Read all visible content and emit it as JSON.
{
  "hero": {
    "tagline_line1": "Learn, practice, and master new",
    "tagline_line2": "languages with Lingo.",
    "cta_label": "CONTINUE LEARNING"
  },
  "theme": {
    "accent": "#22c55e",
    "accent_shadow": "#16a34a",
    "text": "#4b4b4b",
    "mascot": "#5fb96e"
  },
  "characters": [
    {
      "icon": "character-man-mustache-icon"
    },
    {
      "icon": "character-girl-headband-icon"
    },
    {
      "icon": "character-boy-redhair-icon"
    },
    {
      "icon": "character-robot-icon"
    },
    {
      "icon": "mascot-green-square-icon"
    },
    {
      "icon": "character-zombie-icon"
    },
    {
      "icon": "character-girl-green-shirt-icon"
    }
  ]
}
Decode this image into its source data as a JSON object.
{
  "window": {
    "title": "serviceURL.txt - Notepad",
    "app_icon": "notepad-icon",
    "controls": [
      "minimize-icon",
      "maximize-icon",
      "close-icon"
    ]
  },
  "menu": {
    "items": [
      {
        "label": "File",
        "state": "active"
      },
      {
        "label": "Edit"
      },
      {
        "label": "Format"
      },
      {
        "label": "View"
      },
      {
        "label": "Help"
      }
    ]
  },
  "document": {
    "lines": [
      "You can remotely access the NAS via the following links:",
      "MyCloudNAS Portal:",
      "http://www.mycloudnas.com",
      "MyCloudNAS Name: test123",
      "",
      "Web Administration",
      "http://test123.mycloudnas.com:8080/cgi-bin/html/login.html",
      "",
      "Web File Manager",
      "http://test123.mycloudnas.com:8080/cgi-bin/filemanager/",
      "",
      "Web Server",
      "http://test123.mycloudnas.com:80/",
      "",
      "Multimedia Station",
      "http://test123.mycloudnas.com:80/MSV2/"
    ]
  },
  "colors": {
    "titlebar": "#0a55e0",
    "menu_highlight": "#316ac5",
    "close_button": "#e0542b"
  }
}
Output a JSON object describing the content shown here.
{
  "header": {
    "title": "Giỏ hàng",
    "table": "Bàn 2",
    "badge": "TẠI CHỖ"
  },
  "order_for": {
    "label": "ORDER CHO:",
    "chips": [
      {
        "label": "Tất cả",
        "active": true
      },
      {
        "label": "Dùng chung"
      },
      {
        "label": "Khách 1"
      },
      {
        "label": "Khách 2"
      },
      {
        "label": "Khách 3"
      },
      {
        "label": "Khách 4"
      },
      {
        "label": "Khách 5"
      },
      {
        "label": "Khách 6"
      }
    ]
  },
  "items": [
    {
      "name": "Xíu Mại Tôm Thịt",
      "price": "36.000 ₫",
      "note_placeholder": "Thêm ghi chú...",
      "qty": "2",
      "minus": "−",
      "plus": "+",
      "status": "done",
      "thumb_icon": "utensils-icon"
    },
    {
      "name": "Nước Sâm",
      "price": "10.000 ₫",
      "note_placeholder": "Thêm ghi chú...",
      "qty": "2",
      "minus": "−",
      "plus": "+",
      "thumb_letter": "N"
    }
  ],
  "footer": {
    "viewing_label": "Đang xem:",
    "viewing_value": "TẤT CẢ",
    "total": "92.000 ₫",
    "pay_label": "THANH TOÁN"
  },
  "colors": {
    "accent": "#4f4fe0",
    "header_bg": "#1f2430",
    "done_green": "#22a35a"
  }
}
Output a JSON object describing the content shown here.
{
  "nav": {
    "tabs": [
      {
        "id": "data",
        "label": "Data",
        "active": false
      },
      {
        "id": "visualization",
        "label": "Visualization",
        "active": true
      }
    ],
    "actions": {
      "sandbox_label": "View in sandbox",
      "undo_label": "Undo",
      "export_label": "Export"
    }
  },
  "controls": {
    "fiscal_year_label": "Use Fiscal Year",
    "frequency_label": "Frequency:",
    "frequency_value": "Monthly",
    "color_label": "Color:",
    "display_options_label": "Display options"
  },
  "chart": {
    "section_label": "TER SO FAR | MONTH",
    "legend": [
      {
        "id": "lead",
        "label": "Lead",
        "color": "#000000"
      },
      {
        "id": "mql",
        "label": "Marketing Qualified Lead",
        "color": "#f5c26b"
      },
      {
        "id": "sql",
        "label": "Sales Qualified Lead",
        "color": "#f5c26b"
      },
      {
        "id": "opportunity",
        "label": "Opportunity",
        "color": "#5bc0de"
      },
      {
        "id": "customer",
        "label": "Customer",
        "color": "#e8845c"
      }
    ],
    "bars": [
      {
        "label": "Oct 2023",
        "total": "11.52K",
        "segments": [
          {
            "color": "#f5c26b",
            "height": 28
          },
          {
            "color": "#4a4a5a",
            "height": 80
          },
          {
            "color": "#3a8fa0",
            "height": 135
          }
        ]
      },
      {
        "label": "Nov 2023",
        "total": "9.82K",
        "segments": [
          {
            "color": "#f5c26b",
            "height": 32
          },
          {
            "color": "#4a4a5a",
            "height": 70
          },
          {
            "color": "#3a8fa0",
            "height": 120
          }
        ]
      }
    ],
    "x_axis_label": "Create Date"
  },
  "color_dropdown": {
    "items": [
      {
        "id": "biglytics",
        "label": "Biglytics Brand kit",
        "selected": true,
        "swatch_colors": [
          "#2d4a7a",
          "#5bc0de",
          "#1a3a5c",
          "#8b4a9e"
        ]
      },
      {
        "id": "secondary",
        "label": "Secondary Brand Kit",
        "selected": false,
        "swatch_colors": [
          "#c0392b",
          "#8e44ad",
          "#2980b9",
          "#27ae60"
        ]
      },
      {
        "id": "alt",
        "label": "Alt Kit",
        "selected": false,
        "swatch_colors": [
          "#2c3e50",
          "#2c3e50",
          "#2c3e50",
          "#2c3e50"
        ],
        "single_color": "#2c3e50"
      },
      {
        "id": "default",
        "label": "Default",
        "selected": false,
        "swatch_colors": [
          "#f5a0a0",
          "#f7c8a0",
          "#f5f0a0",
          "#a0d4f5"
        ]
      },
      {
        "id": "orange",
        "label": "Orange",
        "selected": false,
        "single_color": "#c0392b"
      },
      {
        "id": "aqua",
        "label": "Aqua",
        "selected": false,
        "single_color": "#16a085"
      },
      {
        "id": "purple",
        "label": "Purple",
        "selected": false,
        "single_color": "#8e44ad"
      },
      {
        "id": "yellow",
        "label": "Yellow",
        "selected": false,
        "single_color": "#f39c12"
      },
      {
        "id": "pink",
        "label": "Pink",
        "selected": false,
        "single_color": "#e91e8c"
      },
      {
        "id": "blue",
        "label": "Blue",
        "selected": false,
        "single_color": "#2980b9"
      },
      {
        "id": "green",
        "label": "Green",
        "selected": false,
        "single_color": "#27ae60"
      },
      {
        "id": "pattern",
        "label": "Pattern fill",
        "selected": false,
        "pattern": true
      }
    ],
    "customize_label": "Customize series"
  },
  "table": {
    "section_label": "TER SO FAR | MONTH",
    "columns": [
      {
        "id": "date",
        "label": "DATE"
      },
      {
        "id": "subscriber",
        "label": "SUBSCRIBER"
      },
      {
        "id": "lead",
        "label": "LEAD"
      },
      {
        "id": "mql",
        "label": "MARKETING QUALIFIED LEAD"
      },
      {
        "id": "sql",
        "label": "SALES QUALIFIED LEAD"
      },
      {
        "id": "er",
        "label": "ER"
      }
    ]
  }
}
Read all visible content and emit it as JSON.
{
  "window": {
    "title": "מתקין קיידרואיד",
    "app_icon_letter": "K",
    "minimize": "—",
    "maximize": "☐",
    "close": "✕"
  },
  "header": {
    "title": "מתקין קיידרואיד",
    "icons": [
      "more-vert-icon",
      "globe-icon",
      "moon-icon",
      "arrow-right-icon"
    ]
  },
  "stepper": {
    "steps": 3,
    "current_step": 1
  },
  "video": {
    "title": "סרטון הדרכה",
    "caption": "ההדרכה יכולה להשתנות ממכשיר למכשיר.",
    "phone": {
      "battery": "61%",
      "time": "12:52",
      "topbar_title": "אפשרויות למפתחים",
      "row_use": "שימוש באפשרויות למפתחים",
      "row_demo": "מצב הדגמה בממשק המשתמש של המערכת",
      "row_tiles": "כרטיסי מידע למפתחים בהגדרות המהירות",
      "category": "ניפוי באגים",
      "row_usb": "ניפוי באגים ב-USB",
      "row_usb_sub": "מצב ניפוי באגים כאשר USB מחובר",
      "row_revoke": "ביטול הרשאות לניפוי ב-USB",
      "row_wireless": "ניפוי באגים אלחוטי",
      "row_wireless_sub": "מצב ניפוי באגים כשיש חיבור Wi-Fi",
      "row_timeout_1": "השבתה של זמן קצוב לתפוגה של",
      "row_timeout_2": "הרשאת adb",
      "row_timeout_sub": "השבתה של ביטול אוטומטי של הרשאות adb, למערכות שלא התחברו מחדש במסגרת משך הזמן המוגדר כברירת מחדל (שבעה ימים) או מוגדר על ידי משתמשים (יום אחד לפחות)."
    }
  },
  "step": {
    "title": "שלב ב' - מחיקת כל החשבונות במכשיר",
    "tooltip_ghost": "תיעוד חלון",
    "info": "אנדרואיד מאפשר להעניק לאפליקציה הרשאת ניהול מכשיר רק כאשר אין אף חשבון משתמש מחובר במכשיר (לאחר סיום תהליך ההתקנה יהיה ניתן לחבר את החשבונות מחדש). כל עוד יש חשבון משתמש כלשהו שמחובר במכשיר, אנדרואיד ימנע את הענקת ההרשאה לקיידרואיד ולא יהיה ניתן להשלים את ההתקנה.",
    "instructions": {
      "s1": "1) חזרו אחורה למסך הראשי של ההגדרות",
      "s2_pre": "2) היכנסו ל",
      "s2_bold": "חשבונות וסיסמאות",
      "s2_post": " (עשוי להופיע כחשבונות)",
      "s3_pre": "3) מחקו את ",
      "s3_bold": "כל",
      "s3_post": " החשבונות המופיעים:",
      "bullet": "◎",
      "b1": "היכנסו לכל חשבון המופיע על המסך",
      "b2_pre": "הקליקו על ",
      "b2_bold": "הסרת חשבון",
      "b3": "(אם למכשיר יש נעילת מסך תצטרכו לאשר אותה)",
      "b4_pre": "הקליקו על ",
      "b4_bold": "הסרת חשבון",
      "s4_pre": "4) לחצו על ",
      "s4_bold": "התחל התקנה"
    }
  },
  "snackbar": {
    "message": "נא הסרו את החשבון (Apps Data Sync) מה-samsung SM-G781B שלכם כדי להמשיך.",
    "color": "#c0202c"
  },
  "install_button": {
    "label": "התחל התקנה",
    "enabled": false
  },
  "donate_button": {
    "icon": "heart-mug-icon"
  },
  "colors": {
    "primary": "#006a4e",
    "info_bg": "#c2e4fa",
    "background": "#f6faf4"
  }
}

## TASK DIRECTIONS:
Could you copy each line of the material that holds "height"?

## ANSWER BOX:
            "height": 28
            "height": 80
            "height": 135
            "height": 32
            "height": 70
            "height": 120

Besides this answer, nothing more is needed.